Purpose. The stability and ease of spread of the tear-film over the contact lens surface may be an indicator of contact lens surface dewetting. The present in vivo methods of determining lens dewetting are complex. This study introduces a novel and objective way of determining the upward spread and stability of the tear-film through measurement of tear-film particle dynamics.
Methods. Ten adapted contact lens wearers wore the same type of contact lens. Using a video camera mounted to a slit-lamp, the tear-film spread over the lens surface was recorded after a blink, at 8× magnification and capture rate of 30 frames per second, at morning after lens insertion, and after 8 h of lens wear. Images from 20 videos, without blinks and without an observable change in fixation were analyzed without any further postprocessing of the images. Using a customized calibrated ImageJ macro for particle tracking, the velocity of naturally occurring reflective particles was determined. The results were analyzed using the R program and ProFit.

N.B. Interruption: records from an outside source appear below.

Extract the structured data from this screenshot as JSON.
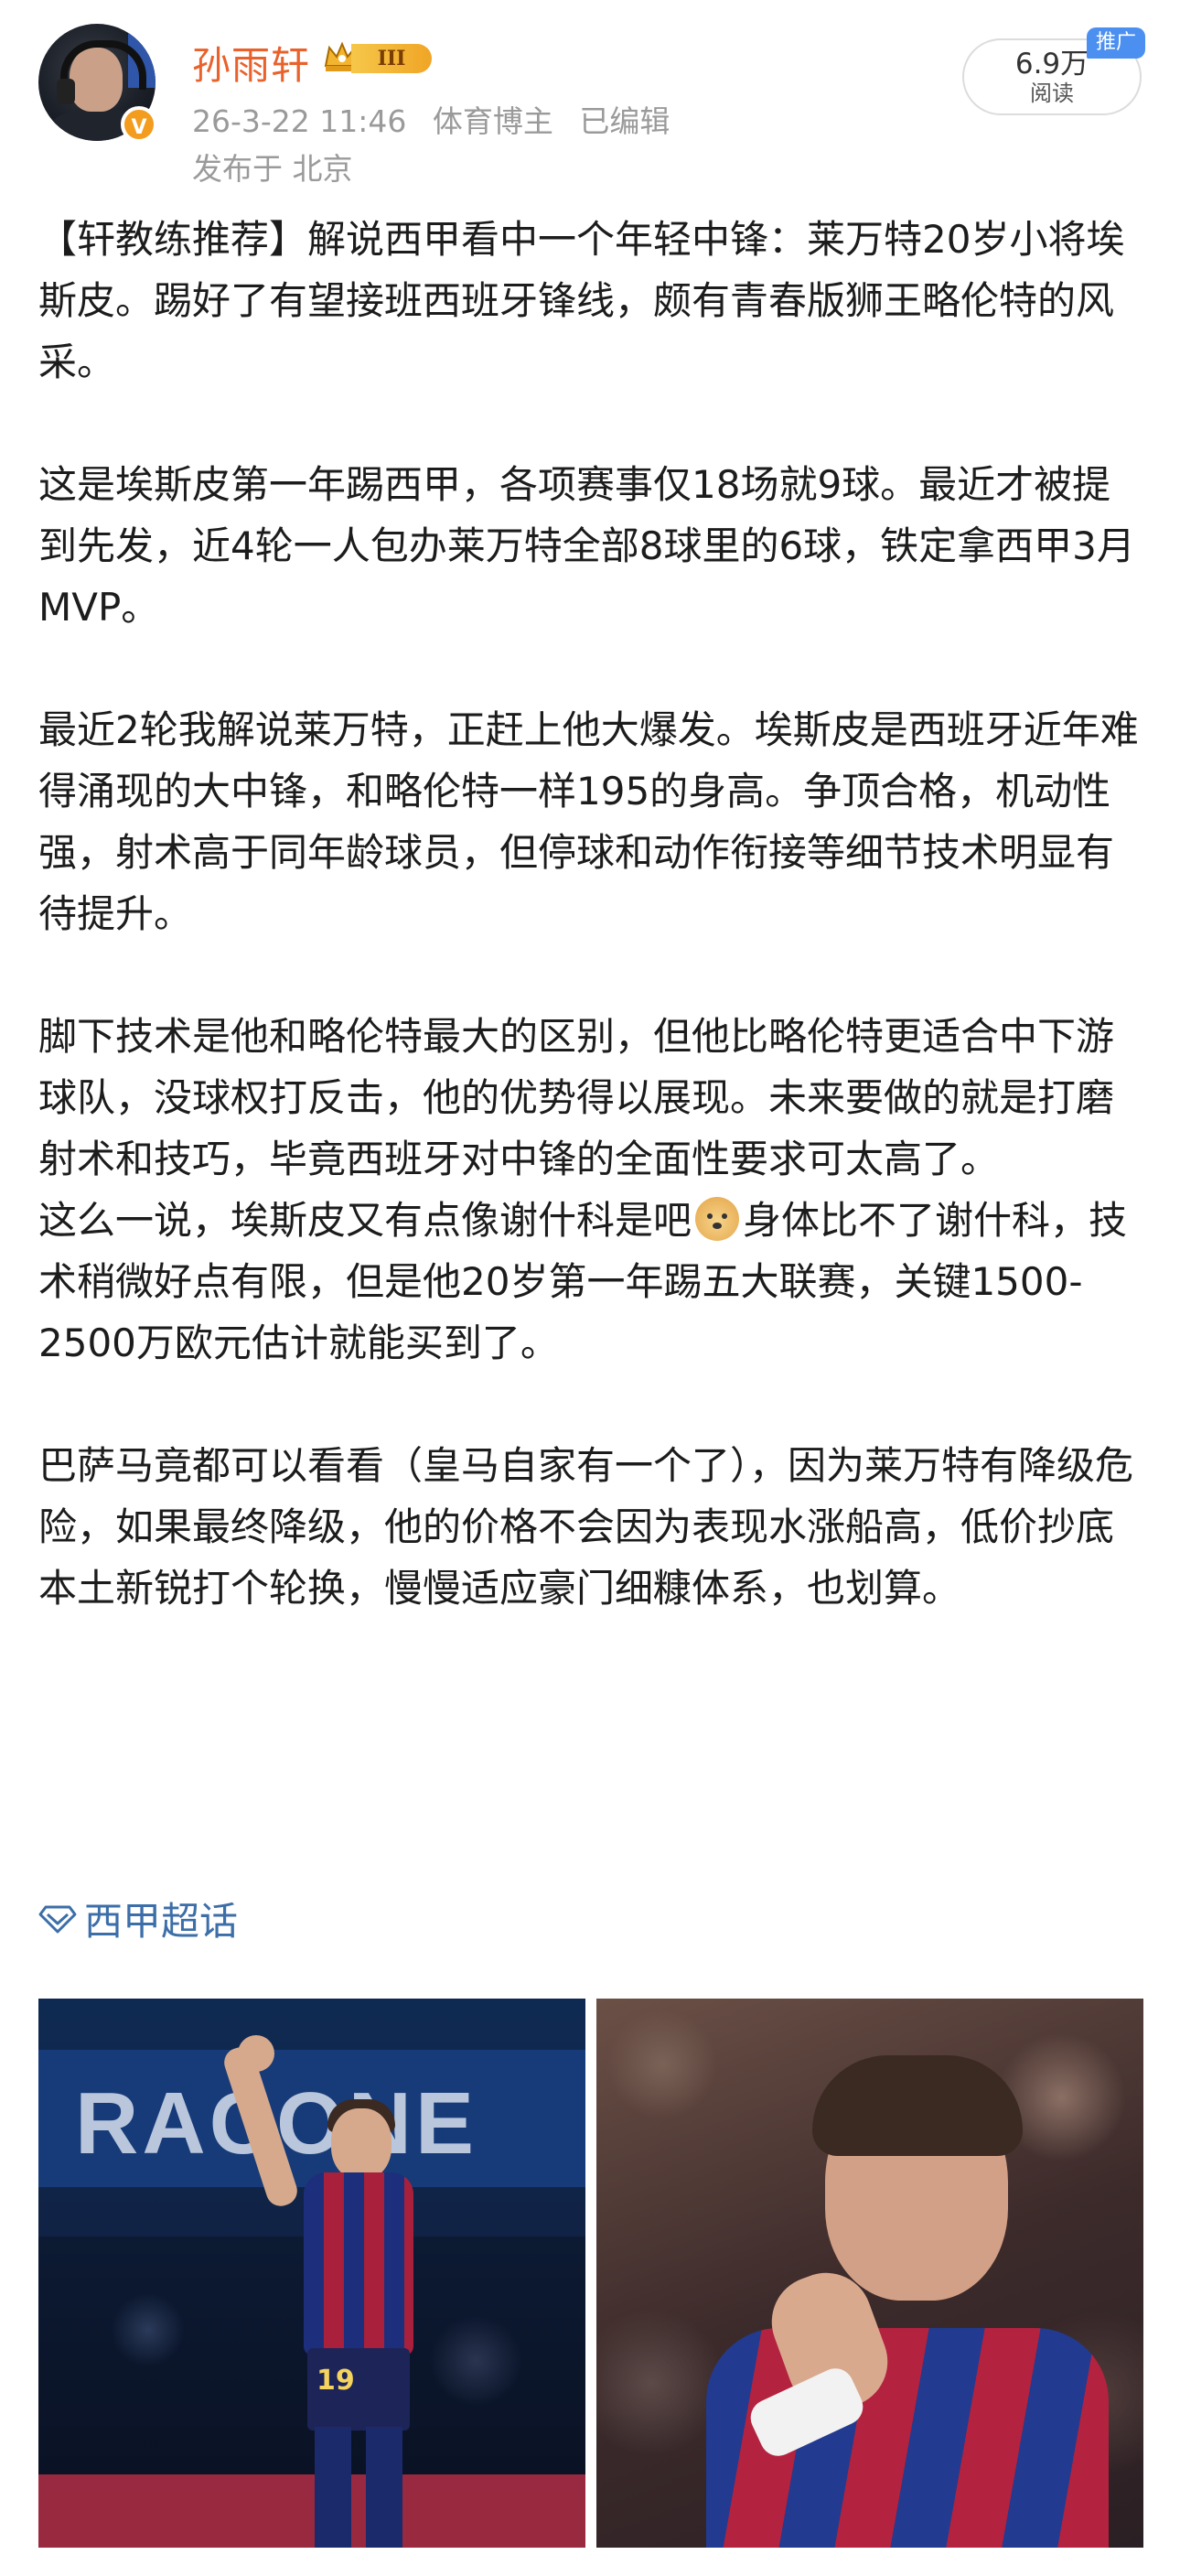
{
  "user": {
    "name": "孙雨轩",
    "level": "III",
    "verified_badge": "V"
  },
  "post_meta": {
    "date": "26-3-22 11:46",
    "role": "体育博主",
    "edited": "已编辑",
    "location": "发布于 北京"
  },
  "stats": {
    "read_count": "6.9万",
    "read_label": "阅读",
    "promo_tag": "推广"
  },
  "content": {
    "p1": "【轩教练推荐】解说西甲看中一个年轻中锋：莱万特20岁小将埃斯皮。踢好了有望接班西班牙锋线，颇有青春版狮王略伦特的风采。",
    "p2": "这是埃斯皮第一年踢西甲，各项赛事仅18场就9球。最近才被提到先发，近4轮一人包办莱万特全部8球里的6球，铁定拿西甲3月MVP。",
    "p3": "最近2轮我解说莱万特，正赶上他大爆发。埃斯皮是西班牙近年难得涌现的大中锋，和略伦特一样195的身高。争顶合格，机动性强，射术高于同年龄球员，但停球和动作衔接等细节技术明显有待提升。",
    "p4": "脚下技术是他和略伦特最大的区别，但他比略伦特更适合中下游球队，没球权打反击，他的优势得以展现。未来要做的就是打磨射术和技巧，毕竟西班牙对中锋的全面性要求可太高了。",
    "p5_before_emoji": "这么一说，埃斯皮又有点像谢什科是吧",
    "p5_after_emoji": "身体比不了谢什科，技术稍微好点有限，但是他20岁第一年踢五大联赛，关键1500-2500万欧元估计就能买到了。",
    "p6": "巴萨马竟都可以看看（皇马自家有一个了），因为莱万特有降级危险，如果最终降级，他的价格不会因为表现水涨船高，低价抄底本土新锐打个轮换，慢慢适应豪门细糠体系，也划算。"
  },
  "topic": {
    "label": "西甲超话"
  },
  "photos": {
    "banner_text": "RACONE",
    "jersey_number": "19"
  },
  "colors": {
    "username": "#e9612b",
    "meta": "#9a9a9a",
    "topic": "#3c6ea8",
    "promo": "#4b8ff1"
  }
}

Results. The results established that the upward particle velocity was highest immediately after a blink and declined with time. The spread of the tear film measured through upward particle velocity was different on lens insertion than after 8 h of lens wear (p = 0.001). The exponential time constants ± SE were 346.02 ± 29.0 for lens insertion at morning and 1413.13 ± 419.6 after 8 h of lens wear.
Conclusions. A novel and non-invasive way to measure in vivo spread and stability of the prelens tear-film has been developed. Additional studies are needed to understand whether this simple measure is able to differentiate the performance of different soft contact lenses and how this method may help in the understanding other aspects of lens performance such as non-invasive tear breakup time, surface deposition, and lens comfort.
†OD, PhD, FAAO
Centre for Contact Lens Research, (JV, NK), and School of Optometry, University of Waterloo, Waterloo, Ontario, Canada.
Received October 1, 2011; accepted May 2, 2012.
Jalaiah Varikooty Centre for Contact Lens Research, School of Optometry University of Waterloo 200 University Avenue West Waterloo, ON N2L 3G1, Canada e-mail: email@example.com